The signs and symptoms of Opisthorchiasis may include:
- Abdominal pain, nausea, and diarrhea
- Any pathology (infection) of the bile duct and adjacent organs can cause abdominal pain (particularly under the rib cage to the right), jaundice, fever, or chills
- Biliary stone formation (cholelithiasis): Inflammation and scarring of the bile ducts leads to stasis (decreased flow) of bile, which may to lead to the formation of stones
- Due to bile stones and narrowing changes, the affected individuals may get the following:
- Intermittent biliary duct obstruction can cause abdominal pain (biliary colic)
- Cholangitis – infection and inflammation of the bile duct
- Cholecystitis – infection and inflammation of the gall bladder
- Pancreatitis (inflammation of the pancreas) due to obstruction of the tube (duct) that is common to the liver bile duct and pancreas
Complications of Opisthorchiasis
The complications of Opisthorchiasis could include:
- Scarring of the bile duct or gallstone formation that could lead to diseases such as
- Cholecystitis (infection of the gallbladder)
- Cholangitis (infection of the biliary duct)
- Hepatitis (inflammation of the liver)
- Cholangiocarcinoma – cancerous growth in one of the duct that carries bile from the liver to the small intestines
- Researchers believe that O. viverrini (Southeast Asian liver fluke) can cause cholangiocarcinoma, especially in the presence of dietary nitrosamines (which is used as a preservative).
Diagnosis and test
The following tests and procedures may be used to diagnose Opisthorchiasis:
- Thorough evaluation of the individual’s medical history and a complete physical examination, especially of the abdomen
- During history taking the physician may want to know the following:

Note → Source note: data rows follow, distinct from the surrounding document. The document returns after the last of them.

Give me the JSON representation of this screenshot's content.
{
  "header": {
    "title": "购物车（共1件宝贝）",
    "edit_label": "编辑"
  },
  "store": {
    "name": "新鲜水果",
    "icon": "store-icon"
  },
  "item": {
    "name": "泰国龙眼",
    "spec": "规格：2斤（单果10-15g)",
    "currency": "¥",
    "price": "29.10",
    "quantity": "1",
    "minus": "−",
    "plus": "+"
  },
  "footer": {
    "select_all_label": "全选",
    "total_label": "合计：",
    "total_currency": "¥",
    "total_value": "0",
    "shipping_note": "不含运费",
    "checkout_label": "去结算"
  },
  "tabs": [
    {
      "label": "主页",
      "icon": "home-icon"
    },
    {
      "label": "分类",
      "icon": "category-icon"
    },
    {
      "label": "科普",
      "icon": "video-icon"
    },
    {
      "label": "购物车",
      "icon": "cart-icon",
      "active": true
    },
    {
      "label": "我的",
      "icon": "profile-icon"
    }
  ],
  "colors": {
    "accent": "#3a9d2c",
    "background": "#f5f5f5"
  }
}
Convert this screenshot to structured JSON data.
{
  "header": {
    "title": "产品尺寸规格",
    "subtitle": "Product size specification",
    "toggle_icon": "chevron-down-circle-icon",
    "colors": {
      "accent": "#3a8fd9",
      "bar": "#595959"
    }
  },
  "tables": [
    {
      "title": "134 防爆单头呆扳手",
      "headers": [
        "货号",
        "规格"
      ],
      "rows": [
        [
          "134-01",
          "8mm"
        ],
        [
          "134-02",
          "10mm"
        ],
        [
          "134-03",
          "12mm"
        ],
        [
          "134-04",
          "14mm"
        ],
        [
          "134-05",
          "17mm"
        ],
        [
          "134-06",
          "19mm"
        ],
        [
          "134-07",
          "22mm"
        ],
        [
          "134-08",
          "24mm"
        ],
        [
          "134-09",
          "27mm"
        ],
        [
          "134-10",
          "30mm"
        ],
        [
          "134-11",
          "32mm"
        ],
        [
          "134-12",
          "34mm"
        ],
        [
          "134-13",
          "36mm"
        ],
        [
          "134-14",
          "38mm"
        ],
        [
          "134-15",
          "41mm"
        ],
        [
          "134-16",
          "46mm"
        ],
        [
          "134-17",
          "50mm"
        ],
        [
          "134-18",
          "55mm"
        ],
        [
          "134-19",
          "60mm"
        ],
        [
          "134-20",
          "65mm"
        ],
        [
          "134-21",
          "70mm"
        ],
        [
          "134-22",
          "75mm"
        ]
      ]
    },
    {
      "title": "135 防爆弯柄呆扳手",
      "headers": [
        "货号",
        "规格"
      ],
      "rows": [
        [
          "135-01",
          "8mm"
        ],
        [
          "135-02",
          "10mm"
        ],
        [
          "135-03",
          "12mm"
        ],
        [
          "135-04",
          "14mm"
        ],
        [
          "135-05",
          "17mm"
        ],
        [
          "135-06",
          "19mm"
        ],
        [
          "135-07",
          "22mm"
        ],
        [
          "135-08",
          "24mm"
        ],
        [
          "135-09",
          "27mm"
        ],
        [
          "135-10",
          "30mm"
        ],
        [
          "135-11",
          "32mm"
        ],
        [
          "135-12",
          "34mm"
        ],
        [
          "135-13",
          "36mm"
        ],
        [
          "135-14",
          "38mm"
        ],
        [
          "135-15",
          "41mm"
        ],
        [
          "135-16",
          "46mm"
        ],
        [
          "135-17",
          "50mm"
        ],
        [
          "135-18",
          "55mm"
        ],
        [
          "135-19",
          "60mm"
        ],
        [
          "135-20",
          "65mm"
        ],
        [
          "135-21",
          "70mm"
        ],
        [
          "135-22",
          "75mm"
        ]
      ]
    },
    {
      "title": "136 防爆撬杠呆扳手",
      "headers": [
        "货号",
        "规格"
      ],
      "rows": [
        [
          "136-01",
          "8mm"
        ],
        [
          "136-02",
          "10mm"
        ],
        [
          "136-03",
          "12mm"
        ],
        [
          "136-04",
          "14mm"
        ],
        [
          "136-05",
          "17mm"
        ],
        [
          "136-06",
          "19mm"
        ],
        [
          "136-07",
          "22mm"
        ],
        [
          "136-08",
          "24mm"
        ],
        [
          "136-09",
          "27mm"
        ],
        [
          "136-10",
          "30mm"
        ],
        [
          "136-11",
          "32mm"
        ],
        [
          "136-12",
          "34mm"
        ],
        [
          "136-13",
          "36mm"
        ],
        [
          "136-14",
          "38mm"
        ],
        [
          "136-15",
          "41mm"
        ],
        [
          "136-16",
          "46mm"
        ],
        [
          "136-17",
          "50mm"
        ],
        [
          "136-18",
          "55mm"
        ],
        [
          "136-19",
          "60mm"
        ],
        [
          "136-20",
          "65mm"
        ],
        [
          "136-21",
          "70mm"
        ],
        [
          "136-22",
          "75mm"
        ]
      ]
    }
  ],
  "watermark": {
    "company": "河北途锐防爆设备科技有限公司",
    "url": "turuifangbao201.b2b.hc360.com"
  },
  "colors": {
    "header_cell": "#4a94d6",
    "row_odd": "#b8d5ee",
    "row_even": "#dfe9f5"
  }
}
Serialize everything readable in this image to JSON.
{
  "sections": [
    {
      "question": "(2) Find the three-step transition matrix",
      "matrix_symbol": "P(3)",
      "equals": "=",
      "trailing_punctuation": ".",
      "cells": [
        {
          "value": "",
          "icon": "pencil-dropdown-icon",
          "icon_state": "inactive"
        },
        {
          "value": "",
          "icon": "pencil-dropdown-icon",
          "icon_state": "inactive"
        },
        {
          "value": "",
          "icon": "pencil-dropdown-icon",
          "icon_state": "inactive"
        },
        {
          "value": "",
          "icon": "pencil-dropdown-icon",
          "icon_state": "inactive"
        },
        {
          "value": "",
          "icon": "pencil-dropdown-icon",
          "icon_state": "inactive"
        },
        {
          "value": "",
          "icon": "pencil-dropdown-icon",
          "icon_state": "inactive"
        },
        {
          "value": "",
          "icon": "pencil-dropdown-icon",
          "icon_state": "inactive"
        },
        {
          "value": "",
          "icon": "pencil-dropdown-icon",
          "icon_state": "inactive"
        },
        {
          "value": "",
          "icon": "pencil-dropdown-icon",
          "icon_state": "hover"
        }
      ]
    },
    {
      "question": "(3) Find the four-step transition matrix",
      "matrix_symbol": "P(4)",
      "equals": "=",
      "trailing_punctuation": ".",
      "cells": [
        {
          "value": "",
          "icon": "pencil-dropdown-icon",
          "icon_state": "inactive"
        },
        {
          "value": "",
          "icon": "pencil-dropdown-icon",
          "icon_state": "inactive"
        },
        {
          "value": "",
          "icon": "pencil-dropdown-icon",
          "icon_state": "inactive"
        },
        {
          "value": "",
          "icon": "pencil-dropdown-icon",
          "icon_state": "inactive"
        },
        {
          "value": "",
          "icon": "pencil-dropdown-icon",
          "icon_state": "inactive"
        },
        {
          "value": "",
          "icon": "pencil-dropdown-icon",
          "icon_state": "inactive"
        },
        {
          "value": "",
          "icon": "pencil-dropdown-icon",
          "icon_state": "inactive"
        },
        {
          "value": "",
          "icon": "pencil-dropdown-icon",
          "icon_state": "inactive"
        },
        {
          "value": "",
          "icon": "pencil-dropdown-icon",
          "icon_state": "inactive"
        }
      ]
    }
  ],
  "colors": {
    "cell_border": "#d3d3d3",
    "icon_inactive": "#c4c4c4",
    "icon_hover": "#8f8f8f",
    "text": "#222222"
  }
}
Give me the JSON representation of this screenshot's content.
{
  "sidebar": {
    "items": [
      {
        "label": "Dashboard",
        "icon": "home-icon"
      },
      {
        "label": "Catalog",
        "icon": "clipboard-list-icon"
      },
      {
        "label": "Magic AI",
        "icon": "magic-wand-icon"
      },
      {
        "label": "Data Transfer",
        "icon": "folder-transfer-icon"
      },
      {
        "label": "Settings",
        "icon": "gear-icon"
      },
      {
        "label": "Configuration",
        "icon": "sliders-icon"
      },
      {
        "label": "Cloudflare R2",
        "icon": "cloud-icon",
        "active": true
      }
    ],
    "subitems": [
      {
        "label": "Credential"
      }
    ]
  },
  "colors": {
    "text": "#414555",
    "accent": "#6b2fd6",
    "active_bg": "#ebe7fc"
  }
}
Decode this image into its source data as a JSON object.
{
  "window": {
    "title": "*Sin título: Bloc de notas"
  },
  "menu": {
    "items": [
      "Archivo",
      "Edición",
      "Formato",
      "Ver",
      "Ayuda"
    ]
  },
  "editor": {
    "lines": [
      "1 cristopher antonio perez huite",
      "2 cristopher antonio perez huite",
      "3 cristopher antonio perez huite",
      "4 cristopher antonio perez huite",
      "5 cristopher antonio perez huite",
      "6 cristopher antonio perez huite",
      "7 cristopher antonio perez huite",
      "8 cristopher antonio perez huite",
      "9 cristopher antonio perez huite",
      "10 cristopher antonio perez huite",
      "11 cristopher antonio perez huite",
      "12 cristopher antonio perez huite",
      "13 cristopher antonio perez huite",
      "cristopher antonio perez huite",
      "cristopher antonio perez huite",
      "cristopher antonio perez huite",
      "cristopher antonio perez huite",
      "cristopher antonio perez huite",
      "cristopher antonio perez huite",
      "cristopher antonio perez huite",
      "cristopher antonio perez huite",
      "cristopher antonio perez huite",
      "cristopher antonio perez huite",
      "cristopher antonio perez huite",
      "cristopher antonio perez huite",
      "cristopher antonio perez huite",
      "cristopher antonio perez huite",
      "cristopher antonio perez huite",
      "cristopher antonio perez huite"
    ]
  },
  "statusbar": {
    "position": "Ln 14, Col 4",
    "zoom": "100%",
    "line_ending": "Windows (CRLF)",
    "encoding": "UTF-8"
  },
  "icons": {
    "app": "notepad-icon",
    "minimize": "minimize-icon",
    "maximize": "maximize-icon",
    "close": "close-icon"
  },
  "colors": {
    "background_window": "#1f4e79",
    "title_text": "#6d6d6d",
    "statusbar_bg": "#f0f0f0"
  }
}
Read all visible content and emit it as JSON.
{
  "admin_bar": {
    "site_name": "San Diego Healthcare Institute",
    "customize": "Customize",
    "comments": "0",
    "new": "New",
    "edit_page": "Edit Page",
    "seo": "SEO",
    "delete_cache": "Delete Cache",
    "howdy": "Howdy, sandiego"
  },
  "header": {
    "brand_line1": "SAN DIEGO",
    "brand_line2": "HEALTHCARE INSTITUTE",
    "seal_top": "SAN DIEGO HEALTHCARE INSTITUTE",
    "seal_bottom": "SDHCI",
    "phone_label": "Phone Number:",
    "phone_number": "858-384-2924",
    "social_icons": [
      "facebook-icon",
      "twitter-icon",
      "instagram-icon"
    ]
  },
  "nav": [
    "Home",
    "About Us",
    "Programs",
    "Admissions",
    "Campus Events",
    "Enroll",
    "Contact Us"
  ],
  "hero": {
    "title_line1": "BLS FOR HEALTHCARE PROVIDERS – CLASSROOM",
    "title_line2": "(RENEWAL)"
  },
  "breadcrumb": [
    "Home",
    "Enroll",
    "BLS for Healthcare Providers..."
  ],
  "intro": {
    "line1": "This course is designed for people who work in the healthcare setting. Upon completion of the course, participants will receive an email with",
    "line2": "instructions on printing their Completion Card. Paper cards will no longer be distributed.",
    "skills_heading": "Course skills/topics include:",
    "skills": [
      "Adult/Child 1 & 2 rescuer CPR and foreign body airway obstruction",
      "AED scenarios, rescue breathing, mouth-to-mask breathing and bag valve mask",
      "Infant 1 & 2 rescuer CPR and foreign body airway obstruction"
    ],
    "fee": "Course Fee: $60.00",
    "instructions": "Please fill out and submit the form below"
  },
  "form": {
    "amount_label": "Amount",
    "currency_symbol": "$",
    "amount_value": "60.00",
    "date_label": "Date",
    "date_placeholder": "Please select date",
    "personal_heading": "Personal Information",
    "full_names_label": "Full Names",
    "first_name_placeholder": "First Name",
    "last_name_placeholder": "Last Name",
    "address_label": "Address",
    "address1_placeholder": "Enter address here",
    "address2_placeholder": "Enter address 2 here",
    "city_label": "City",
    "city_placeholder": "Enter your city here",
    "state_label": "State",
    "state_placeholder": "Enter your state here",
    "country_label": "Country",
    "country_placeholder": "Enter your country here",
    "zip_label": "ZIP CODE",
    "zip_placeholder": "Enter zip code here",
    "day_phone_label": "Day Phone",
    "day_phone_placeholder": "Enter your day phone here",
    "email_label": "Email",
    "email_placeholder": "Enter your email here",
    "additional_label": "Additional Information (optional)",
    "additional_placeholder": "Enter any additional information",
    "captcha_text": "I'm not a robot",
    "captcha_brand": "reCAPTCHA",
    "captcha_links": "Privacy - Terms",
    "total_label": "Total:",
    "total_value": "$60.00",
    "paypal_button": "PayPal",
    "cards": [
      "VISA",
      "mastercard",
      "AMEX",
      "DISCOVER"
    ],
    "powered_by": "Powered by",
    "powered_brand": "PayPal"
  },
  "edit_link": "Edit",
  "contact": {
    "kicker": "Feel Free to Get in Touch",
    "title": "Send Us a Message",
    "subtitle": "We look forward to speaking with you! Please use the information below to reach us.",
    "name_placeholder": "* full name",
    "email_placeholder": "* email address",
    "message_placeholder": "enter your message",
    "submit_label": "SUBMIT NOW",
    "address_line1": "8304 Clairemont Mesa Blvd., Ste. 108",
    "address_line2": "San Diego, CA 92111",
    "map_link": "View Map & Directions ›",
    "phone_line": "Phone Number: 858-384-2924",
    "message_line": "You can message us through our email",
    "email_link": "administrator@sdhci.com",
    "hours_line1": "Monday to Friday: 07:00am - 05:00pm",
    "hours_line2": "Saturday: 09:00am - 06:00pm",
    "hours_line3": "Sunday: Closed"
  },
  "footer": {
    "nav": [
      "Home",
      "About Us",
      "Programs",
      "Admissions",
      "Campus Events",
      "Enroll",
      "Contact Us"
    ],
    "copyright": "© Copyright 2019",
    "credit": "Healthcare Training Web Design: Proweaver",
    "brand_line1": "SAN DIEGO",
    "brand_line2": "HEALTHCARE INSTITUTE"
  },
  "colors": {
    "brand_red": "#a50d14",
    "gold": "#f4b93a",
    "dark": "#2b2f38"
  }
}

- When the symptoms began and whether they are becoming worse
- Information on dietary habits (especially raw fish consumption), travel history, and places of residence
- The diagnosis of Opisthorchiasis or clonorchiasis (a similar condition) is suspected when the individual is accustomed to consuming raw fish and has signs and symptoms pertaining to the right side of the abdomen
- Consultation with a gastroenterologist and or infectious disease specialist may be necessary
- Blood tests:
- Complete blood count may show eosinophilia – increased levels of white blood cell eosinophils in the peripheral blood. It is usually seen with parasitic infections
- Tests for checking antibody levels for the parasite
- Examination of a stool sample may be undertaken to detect the presence of the eggs of Opisthorchis to confirm diagnosis
- Imaging tests may be performed to look for disease activity in the bile duct, liver, gallbladder, or pancreatic duct
- Ultrasound, CT, or MRI scans of the liver, gallbladder, biliary and pancreatic ducts may be taken
- Endoscopic retrograde cholangiopancreatography (ERCP) may be done to check for abnormalities in the biliary and pancreatic ducts
- Many clinical conditions may have similar signs and symptoms. Your healthcare provider may perform additional tests to rule out other clinical conditions to arrive at a definitive diagnosis.
Treatment and medications
The treatment options of Opisthorchiasis include:
- The World Health Organization (WHO) recommends anti-worm medication praziquantel for infected individuals. Praziquantel may be given to individuals as a preventative measure; to individuals who have no signs of the disease, but live in the endemic regions
- Surgery may be required, if obstruction of the bile duct persists, despite treatment with praziquantel to remove the worms and/or stones
- Treatment of complications as required with intravenous antibiotics and through surgical intervention
Prevention of Opisthorchiasis
- Proper cooking of fish..
- Freezing fish intended for raw consumption.
- Use of molluscicides is the most frequent public health intervention, as it prevents the transmission of many other trematodes, including Schistosoma spp.
- Treatment of animals to reduce the reservoir and stock losses has been used.
- Prophylactic use of praziquantel.